Cassius and Clay had been taken down and tossed on the office’s threadbare couch. Hiro was placed between them and all three had been beat to shit. Blood wept from cuts on their faces and Hiro cradled an arm that was surely broken. They might have gotten up and done something about this if the three men with Rio weren’t standing before them, guns trained on their forehead.

Cold seeped into my back. I was sitting on a metal chair and—

Cloth bit into my wrist as I strained against my bindings.

—and I wasn’t going anywhere.

“Relax, my dear.”

Rio shifted to the side, giving me a view of Royal a few feet behind him—unscathed, unrestrained, and unthreatened by the men and their guns. He looked at his friends bleeding on the couch, face unreadable.

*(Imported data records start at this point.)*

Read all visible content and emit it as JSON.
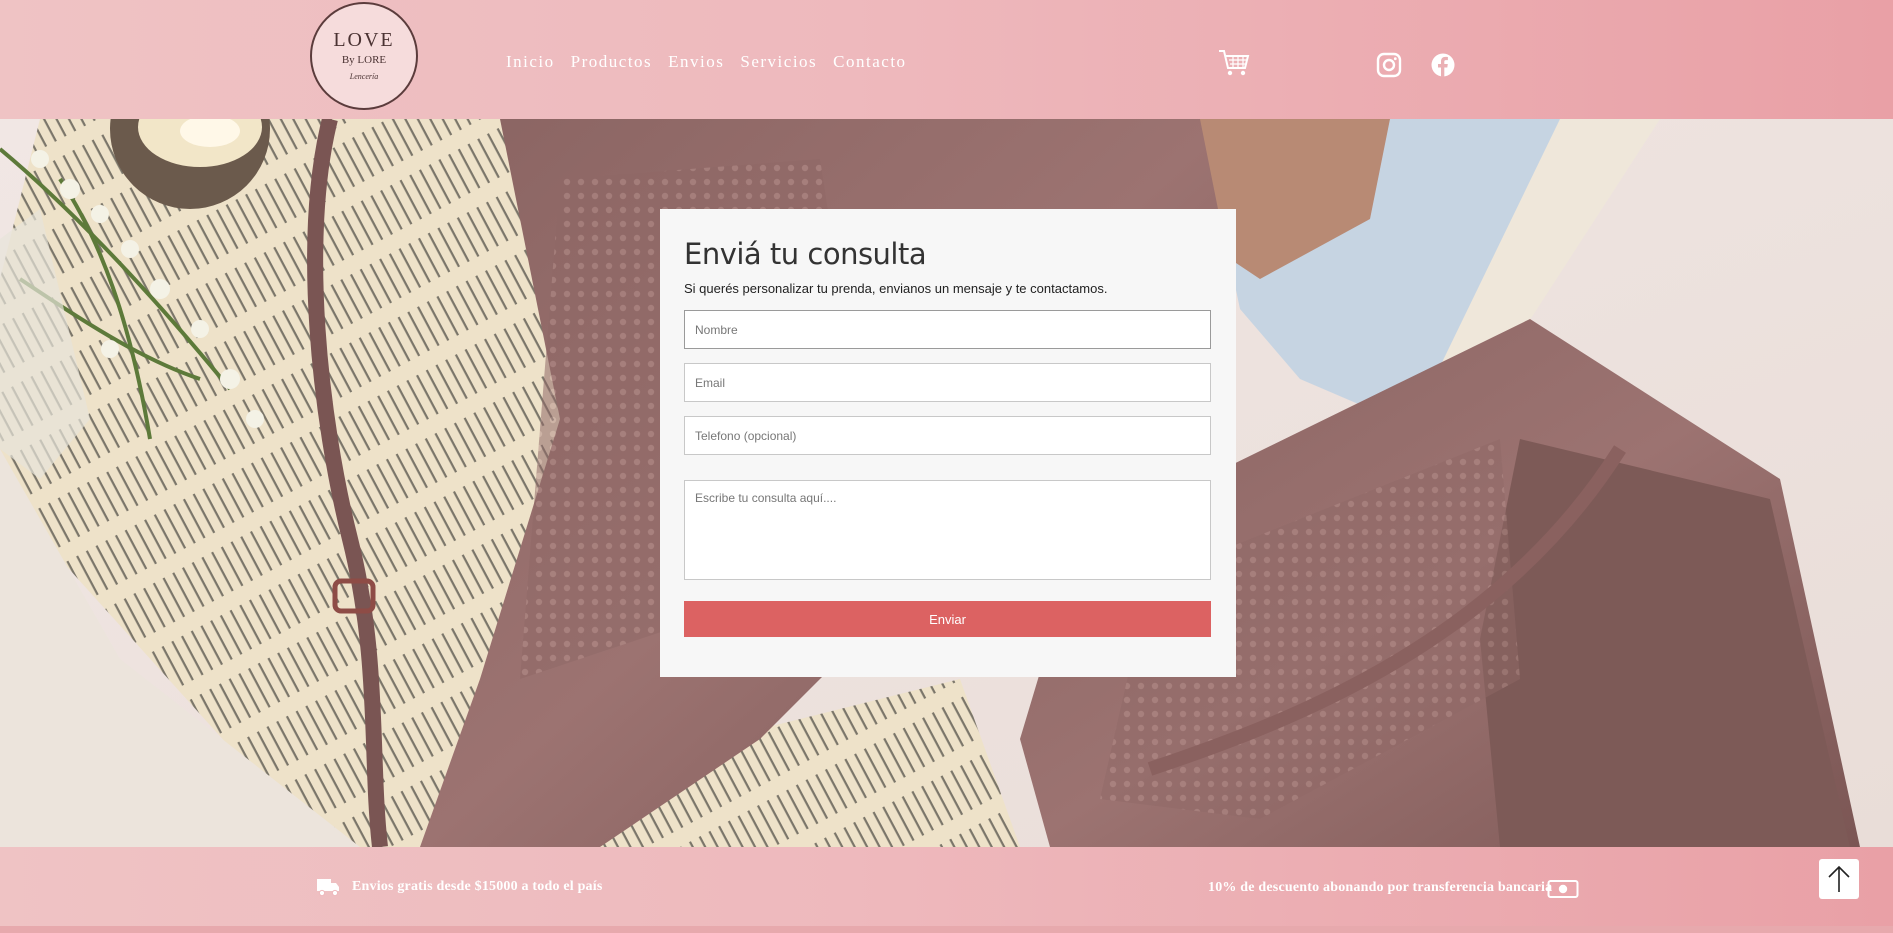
{
  "header": {
    "logo": {
      "line1": "LOVE",
      "line2": "By LORE",
      "line3": "Lencería"
    },
    "nav": [
      "Inicio",
      "Productos",
      "Envios",
      "Servicios",
      "Contacto"
    ],
    "icons": {
      "cart": "cart-icon",
      "instagram": "instagram-icon",
      "facebook": "facebook-icon"
    }
  },
  "form": {
    "title": "Enviá tu consulta",
    "subtitle": "Si querés personalizar tu prenda, envianos un mensaje y te contactamos.",
    "name_placeholder": "Nombre",
    "email_placeholder": "Email",
    "phone_placeholder": "Telefono (opcional)",
    "message_placeholder": "Escribe tu consulta aquí....",
    "submit_label": "Enviar"
  },
  "footer": {
    "shipping_text": "Envios gratis desde $15000 a todo el país",
    "discount_text": "10% de descuento abonando por transferencia bancaria",
    "icons": {
      "truck": "truck-icon",
      "bill": "money-bill-icon",
      "top": "arrow-up-icon"
    }
  },
  "colors": {
    "header_bg": "#eeb9bd",
    "accent_button": "#dc6262",
    "card_bg": "#f7f7f7"
  }
}
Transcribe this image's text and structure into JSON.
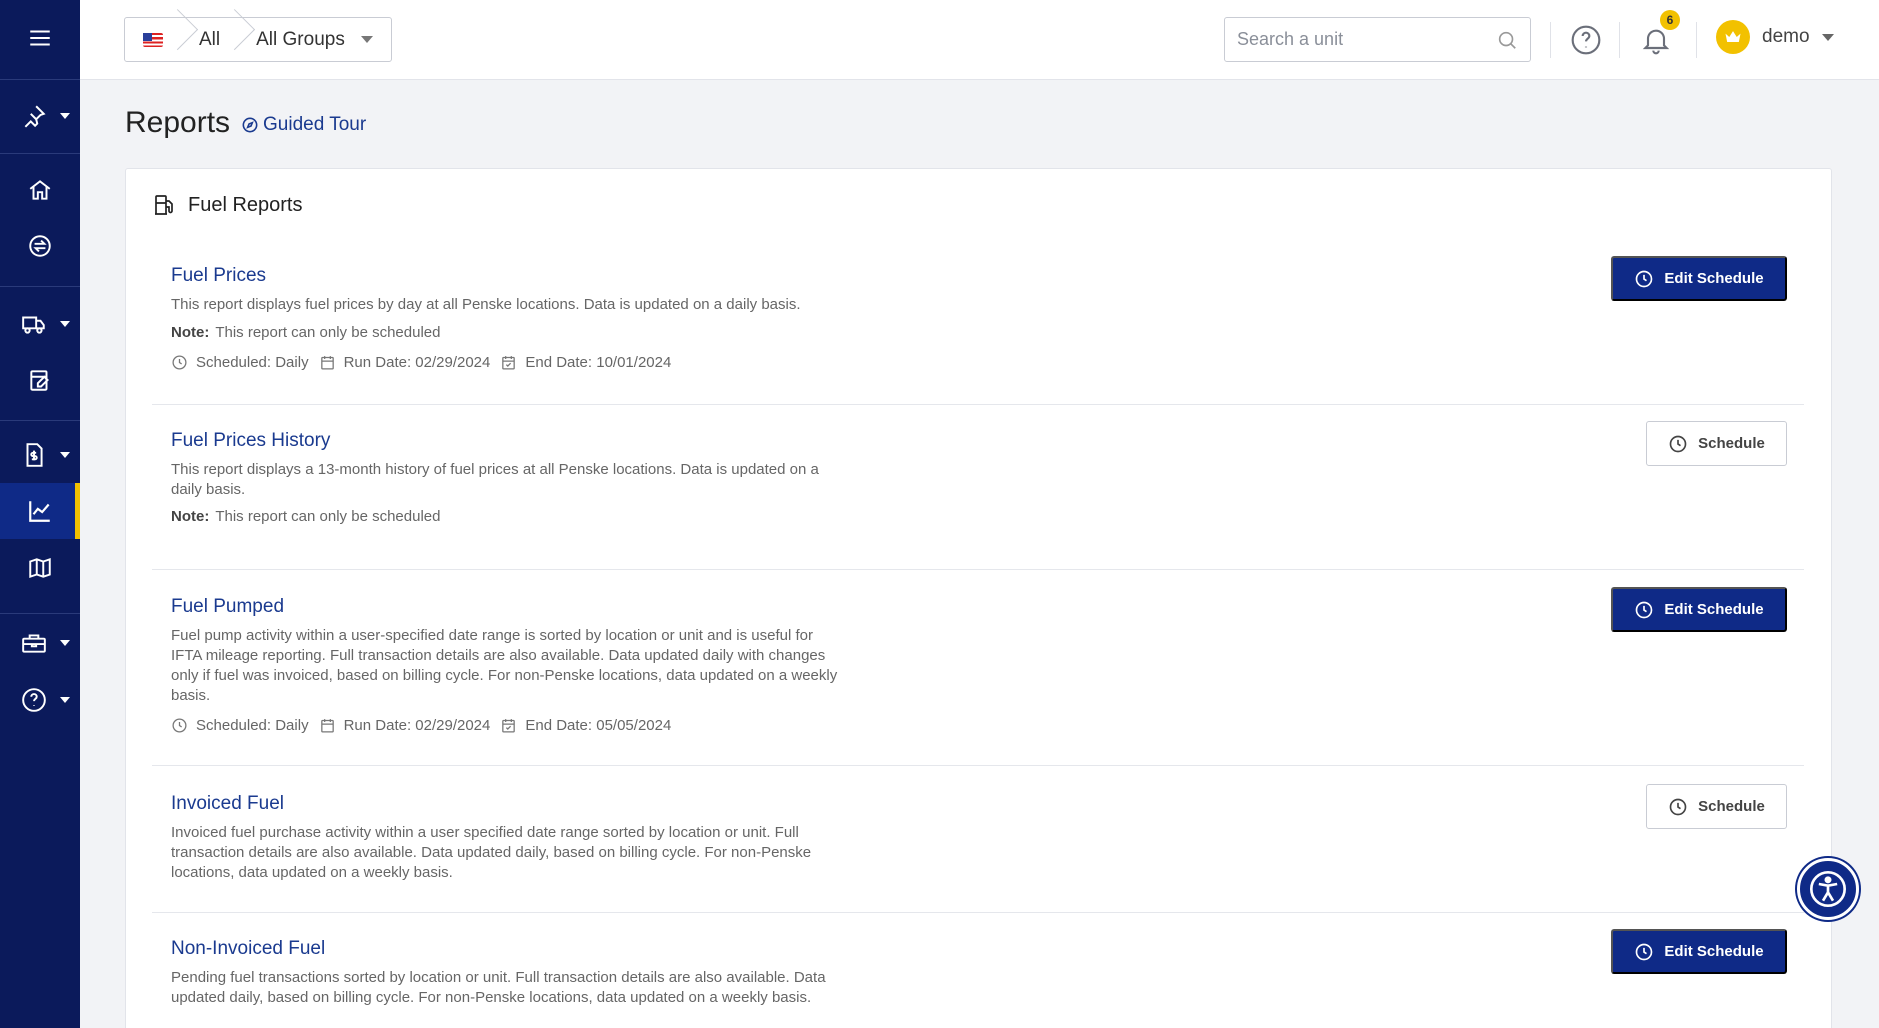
{
  "header": {
    "breadcrumb": {
      "region_flag": "us-flag-icon",
      "level1": "All",
      "level2": "All Groups"
    },
    "search": {
      "placeholder": "Search a unit"
    },
    "notifications": {
      "count": "6"
    },
    "user": {
      "name": "demo"
    }
  },
  "sidebar": {
    "items": [
      {
        "icon": "menu-icon"
      },
      {
        "icon": "pin-icon"
      },
      {
        "icon": "home-icon"
      },
      {
        "icon": "exchange-icon"
      },
      {
        "icon": "truck-icon"
      },
      {
        "icon": "fuel-card-icon"
      },
      {
        "icon": "invoice-icon"
      },
      {
        "icon": "chart-icon",
        "active": true
      },
      {
        "icon": "map-icon"
      },
      {
        "icon": "toolbox-icon"
      },
      {
        "icon": "help-icon"
      }
    ]
  },
  "page": {
    "title": "Reports",
    "guided_tour": "Guided Tour"
  },
  "section": {
    "title": "Fuel Reports",
    "reports": [
      {
        "title": "Fuel Prices",
        "description": "This report displays fuel prices by day at all Penske locations. Data is updated on a daily basis.",
        "note_label": "Note:",
        "note": "This report can only be scheduled",
        "scheduled": "Scheduled: Daily",
        "run_date": "Run Date: 02/29/2024",
        "end_date": "End Date: 10/01/2024",
        "button": "Edit Schedule"
      },
      {
        "title": "Fuel Prices History",
        "description": "This report displays a 13-month history of fuel prices at all Penske locations. Data is updated on a daily basis.",
        "note_label": "Note:",
        "note": "This report can only be scheduled",
        "button": "Schedule"
      },
      {
        "title": "Fuel Pumped",
        "description": "Fuel pump activity within a user-specified date range is sorted by location or unit and is useful for IFTA mileage reporting. Full transaction details are also available. Data updated daily with changes only if fuel was invoiced, based on billing cycle. For non-Penske locations, data updated on a weekly basis.",
        "scheduled": "Scheduled: Daily",
        "run_date": "Run Date: 02/29/2024",
        "end_date": "End Date: 05/05/2024",
        "button": "Edit Schedule"
      },
      {
        "title": "Invoiced Fuel",
        "description": "Invoiced fuel purchase activity within a user specified date range sorted by location or unit. Full transaction details are also available. Data updated daily, based on billing cycle. For non-Penske locations, data updated on a weekly basis.",
        "button": "Schedule"
      },
      {
        "title": "Non-Invoiced Fuel",
        "description": "Pending fuel transactions sorted by location or unit. Full transaction details are also available. Data updated daily, based on billing cycle. For non-Penske locations, data updated on a weekly basis.",
        "button": "Edit Schedule"
      }
    ]
  },
  "colors": {
    "sidebar_bg": "#0b1a5b",
    "primary": "#0f2a87",
    "accent": "#f2c100",
    "link": "#1a3a8f"
  }
}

We were in a small room with nothing to say for itself but a desk, couch, file cabinets, and hooks on the ceiling.

Rio followed my gaze up. “Things get much more civilized from here,” Rio said. “As long as you cooperate.”

I just looked at him, feeling the wetness running down my temple and dripping off my chin.

Rio motioned to the couch. “While you were out, my men here were explaining their well-intentioned but misguided attempt to reward your saving their sister by claiming your debt and paying it off with my own money—”

Clay opened his swollen mouth. “Rio—”

His assigned brute backhanded him with the gun, startling a scream out of me. Clay’s head snapped to the side. He swung back, lips peeled back as he glared unyielding defiance.

“As I was saying,” Rio continued, “I understand their gratitude, but I’m afraid it doesn’t work that way. My son plead on your behalf when you did not have my mother’s money by the deadline. He assured me you’d make regular on-time payments and the matter would be settled. Instead, Cassius brings an envelope filled with the bills I marked for him and his brother, and he claims it’s from you.”

Rio stepped away. My attention glued to him as he walked over to Royal. “How this happened under my son’s watch is a question for another day.” Rio circled his blank-faced son like a hawk does its prey. “He assured me he had this under control, but here I am, forced to deal with the matter in person. At this point, my patience is at an end.”

“I can still take care of this, Dad,” Royal said, voice placid. “If you had let me know about the payment, I would have taken care of the triplets and made sure the next was—”

“Shh, shh, shh,” Rio crooned. He clasped the back of his neck, bringing their foreheads together. “It’s okay, my boy.”

Despite his words, Royal visibly tensed. Seeing the two of them together, their resemblance was obvious. I should have known the moment Rio stepped out from behind the tires. The raven locks, the strong jaw, the air of promised danger.

“Even the strongest of leaders face betrayal,” he said, “but the most important lesson we must learn is”—Rio withdrew a gun from his overcoat—“there are no second chances.”

He punctuated each word with a tap of the gun on Royal’s chest.

I bit through my lip, keeping in another scream. It leaked through my teeth as Rio turned on me.

Pull yourself together, Ember. Don’t give the shadow man the fucking satisfaction of seeing you cry! This man has proven himself to be exactly what you thought he was and you will see him carried off in handcuffs if it’s the last thing you do.

Sucking in a breath, I held it long, willing my galloping heart to slow. I would get out of this. That morning would not be the last time I saw my brother.